(Items from an interface collection)
***
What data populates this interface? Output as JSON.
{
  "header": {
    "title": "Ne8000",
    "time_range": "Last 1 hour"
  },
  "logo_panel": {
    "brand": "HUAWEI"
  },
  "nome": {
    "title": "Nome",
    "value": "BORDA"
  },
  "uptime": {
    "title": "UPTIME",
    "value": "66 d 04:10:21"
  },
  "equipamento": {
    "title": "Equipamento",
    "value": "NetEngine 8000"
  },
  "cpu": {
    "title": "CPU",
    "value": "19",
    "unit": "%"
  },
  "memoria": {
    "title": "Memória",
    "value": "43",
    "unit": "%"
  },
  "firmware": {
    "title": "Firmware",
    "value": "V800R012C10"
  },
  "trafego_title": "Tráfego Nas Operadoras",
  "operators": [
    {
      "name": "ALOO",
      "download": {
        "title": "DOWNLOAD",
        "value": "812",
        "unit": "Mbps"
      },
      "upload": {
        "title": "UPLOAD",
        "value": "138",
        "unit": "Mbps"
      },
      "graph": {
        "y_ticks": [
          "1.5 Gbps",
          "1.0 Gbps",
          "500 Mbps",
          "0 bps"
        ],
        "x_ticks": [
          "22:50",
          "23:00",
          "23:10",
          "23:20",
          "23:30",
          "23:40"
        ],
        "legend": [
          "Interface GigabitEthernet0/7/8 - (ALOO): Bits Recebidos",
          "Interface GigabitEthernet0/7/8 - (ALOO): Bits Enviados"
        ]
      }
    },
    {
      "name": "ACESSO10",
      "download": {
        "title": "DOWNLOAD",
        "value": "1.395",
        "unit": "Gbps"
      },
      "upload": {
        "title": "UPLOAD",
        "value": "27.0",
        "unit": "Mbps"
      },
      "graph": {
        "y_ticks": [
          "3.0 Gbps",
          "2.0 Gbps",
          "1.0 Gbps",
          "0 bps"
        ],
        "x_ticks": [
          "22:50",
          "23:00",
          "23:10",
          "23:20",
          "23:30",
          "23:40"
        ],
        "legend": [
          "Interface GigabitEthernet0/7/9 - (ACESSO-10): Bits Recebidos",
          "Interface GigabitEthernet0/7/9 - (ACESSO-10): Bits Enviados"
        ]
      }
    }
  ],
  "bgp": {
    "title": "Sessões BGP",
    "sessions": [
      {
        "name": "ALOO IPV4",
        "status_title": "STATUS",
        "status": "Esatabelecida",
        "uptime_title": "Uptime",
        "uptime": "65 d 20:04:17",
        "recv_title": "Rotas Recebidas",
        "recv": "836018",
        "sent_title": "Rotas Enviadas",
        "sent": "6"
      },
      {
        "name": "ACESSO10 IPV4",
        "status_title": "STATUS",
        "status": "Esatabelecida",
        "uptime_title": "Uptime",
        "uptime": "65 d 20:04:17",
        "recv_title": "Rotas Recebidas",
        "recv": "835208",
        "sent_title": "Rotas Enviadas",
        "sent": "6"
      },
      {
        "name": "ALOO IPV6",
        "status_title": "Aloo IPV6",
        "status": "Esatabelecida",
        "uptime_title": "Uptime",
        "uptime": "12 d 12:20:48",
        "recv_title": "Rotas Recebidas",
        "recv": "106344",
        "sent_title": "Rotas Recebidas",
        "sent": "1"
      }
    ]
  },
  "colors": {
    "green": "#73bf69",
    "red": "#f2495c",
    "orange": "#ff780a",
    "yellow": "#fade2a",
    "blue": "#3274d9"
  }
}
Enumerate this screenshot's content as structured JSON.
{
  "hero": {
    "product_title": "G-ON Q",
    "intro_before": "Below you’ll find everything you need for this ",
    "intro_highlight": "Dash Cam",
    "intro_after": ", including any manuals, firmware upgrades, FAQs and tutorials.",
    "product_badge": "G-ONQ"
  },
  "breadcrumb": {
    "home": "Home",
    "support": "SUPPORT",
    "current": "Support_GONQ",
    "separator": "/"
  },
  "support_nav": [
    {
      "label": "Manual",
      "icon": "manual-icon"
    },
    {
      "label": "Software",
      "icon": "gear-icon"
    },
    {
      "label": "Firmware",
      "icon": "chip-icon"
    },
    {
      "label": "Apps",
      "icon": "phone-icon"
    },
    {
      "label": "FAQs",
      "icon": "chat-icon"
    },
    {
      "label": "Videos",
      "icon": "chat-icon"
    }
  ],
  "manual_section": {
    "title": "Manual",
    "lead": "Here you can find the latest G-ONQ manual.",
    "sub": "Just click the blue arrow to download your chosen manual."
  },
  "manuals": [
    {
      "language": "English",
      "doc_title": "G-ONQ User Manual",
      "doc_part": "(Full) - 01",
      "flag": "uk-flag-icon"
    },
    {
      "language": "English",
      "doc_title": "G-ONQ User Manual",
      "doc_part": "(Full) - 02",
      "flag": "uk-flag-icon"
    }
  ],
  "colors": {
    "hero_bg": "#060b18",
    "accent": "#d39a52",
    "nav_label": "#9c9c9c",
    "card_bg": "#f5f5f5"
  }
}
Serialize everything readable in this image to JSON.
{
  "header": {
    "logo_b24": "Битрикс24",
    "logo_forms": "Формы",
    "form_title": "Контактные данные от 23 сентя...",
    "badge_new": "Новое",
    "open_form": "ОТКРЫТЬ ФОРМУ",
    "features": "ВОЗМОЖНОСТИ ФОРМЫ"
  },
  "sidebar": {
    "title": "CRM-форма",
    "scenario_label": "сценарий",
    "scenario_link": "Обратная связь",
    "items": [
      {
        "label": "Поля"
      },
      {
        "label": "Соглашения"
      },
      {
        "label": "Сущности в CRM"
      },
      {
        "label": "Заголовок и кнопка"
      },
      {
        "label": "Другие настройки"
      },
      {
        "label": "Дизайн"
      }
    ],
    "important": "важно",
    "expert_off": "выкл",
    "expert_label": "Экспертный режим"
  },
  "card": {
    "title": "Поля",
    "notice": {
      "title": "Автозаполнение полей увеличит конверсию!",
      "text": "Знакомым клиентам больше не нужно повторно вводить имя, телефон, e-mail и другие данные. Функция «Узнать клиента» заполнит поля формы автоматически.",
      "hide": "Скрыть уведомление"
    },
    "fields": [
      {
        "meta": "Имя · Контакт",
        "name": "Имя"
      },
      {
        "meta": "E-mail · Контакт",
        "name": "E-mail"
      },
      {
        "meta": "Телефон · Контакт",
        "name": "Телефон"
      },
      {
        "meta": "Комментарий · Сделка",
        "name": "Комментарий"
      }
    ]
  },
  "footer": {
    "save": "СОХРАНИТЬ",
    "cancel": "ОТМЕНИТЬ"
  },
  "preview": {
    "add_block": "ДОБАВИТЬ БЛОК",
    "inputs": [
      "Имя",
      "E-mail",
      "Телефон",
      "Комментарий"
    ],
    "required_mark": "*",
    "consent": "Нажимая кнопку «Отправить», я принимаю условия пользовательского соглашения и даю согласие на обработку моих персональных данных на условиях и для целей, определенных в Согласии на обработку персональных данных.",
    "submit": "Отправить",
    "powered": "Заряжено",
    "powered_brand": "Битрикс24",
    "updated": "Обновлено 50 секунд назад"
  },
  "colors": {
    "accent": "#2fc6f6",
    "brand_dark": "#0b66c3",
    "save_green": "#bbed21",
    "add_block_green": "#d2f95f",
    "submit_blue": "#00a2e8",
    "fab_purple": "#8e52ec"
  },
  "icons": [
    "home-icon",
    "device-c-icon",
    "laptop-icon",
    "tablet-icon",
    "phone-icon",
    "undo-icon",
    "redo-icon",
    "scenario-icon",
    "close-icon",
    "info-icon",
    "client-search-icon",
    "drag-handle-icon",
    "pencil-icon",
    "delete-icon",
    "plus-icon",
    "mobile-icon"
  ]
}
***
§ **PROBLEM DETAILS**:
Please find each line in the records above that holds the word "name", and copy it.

§ **EXPECTED ANSWER**:
      "name": "ALOO",
      "name": "ACESSO10",
        "name": "ALOO IPV4",
        "name": "ACESSO10 IPV4",
        "name": "ALOO IPV6",
        "name": "Имя"
        "name": "E-mail"
        "name": "Телефон"
        "name": "Комментарий"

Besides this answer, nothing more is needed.